We found that the S/N threshold for false sources grows with off-axis angle (see Figures 5.1, 5.2, and 5.3). This effect is expected, since the photon statistics in random simulations improve as the size of the detect cell grows with off-axis position. Note, however, that the data begin to flatten at large off-axis angles. This is due to mirror vignetting, which causes a reduction in the number of photons in the outer regions of the field of view. This in turn results in poorer photon statistics, and thus a flattening of S/N threshold values vs. off-axis angle at larger angles. The effect is especially prominent in HRC-I , which has a larger field of view than ACIS-I (see Figure 5.3).
Figures 5.1, 5.2, and 5.3 show the S/N threshold that will yield a particular false source detection rate as a function of the off-axis angle for three exposure times (10ks, 30ks, and 100ks). The tabular data for these figures may be found in Section 5.6.1.

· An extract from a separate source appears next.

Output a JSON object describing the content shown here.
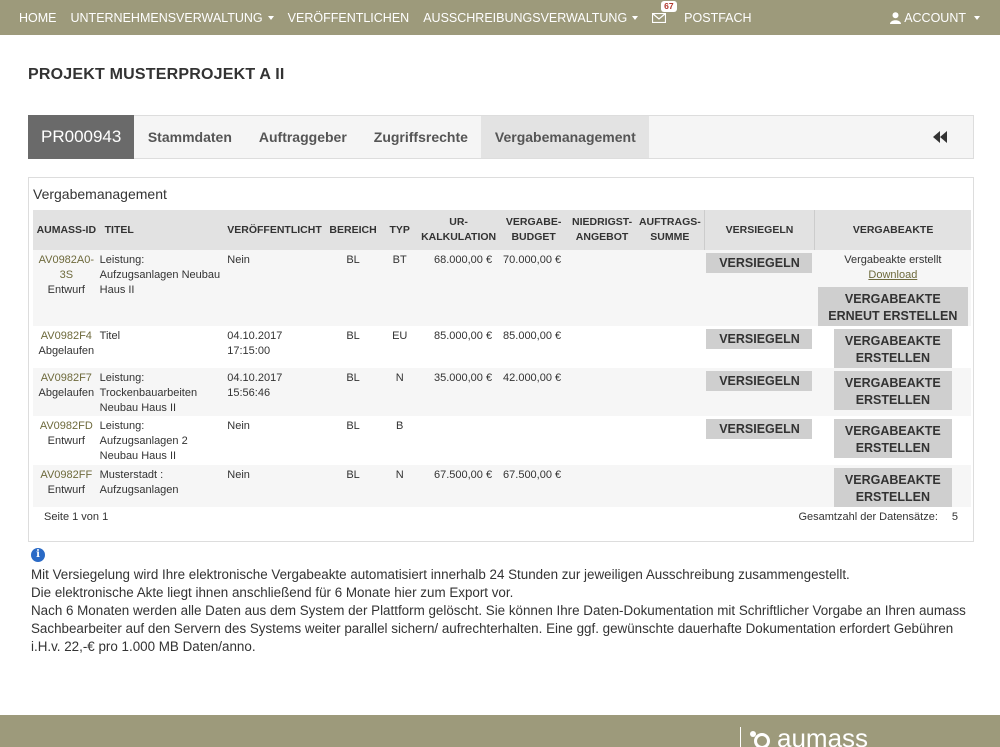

The S/N threshold quoted here is the formal S/N as defined in Chapter 6, Eq. (6.7). It should not be mistaken for source "significance.'' The S/N threshold in the center of the image is quite low, especially for low exposure times. This is expected since the background in Chandra observations is very low and the expected number of background counts in small cells in the center of the image is effectively zero. Virtually all false sources identified in the center of the image for low exposure times have no counts in the associated background regions.

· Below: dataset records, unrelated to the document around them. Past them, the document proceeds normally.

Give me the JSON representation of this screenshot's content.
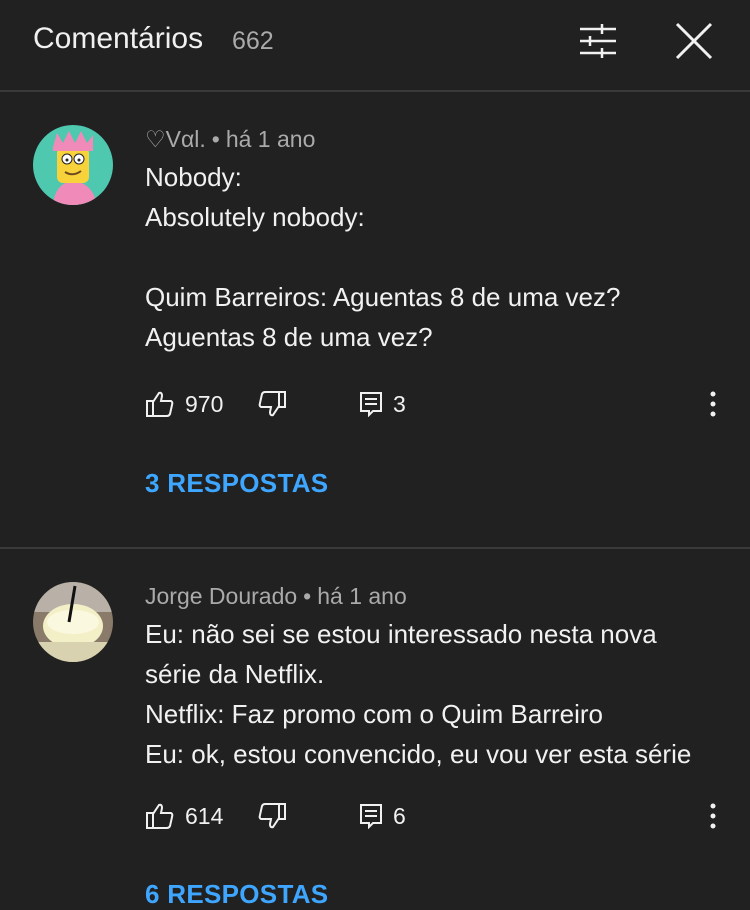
{
  "header": {
    "title": "Comentários",
    "count": "662",
    "filter_icon": "filter-sliders-icon",
    "close_icon": "close-icon"
  },
  "comments": [
    {
      "author": "♡Vαl.",
      "time": "há 1 ano",
      "body": "Nobody:\nAbsolutely nobody:\n\nQuim Barreiros: Aguentas 8 de uma vez?\nAguentas 8 de uma vez?",
      "likes": "970",
      "reply_count": "3",
      "replies_link": "3 RESPOSTAS"
    },
    {
      "author": "Jorge Dourado",
      "time": "há 1 ano",
      "body": "Eu: não sei se estou interessado nesta nova\nsérie da Netflix.\nNetflix: Faz promo com o Quim Barreiro\nEu: ok, estou convencido, eu vou ver esta série",
      "likes": "614",
      "reply_count": "6",
      "replies_link": "6 RESPOSTAS"
    }
  ],
  "colors": {
    "background": "#212121",
    "link": "#3ea6ff",
    "secondary_text": "#aaaaaa"
  }
}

The S/N threshold dependence on the off-axis angle can be well approximated with the following function:
Fitted curves using the function from Eq. (5.1) are shown in Figures 5.1, 5.2, and 5.3 as dashed lines for the rate of 0.1, as solid lines for the rate of 1.0, and as dotted lines for the rate of 10.0 false sources per field of view. The fitted values of the function coefficients , , and are shown in Table 5.3 in Section 5.6.2.
Equation (5.1) works especially well for off-axis angles lower than 10 arcmin (i.e. for the region of the data where PSF sizes are small; see Figures 5.1 and 5.2). This region corresponds to the entire field of view of all four ACIS-I chips and the inner portion of HRC-I .
The data and curves in Figures 5.1, 5.2, and 5.3 should be utilized in the following way: if from a celldetect run the user selects only those sources that lie above the curve corresponding to false sources per field of view, then the user can expect to have false detections among those sources over the entire detector. These detections are distributed uniformly over the field of view; there are no preferred positions for false sources.
In addition, since no single value for the celldetect thresh parameter works universally, it is recommended that the user exercise caution when selecting the value of this parameter for their particular analysis. When S/N threshold is set too low, large numbers of spurious sources may result (which may in turn unnecessarily increase computation time). When this parameter is set too high, real source detection may be significantly impaired.
Each column in the table gives the S/N threshold values, in 1 arcmin bins, above which there would be N false sources in the entire field of view. For example, if the user detected a number of sources and they all have a S/N value higher than the tabulated value for their off-axis angle for , then the user may expect that 10 of the sources are false detections.
Table 5.3 shows the fitted values of the coefficients in Equation (5.1) for all exposure times and false source rates analyzed here.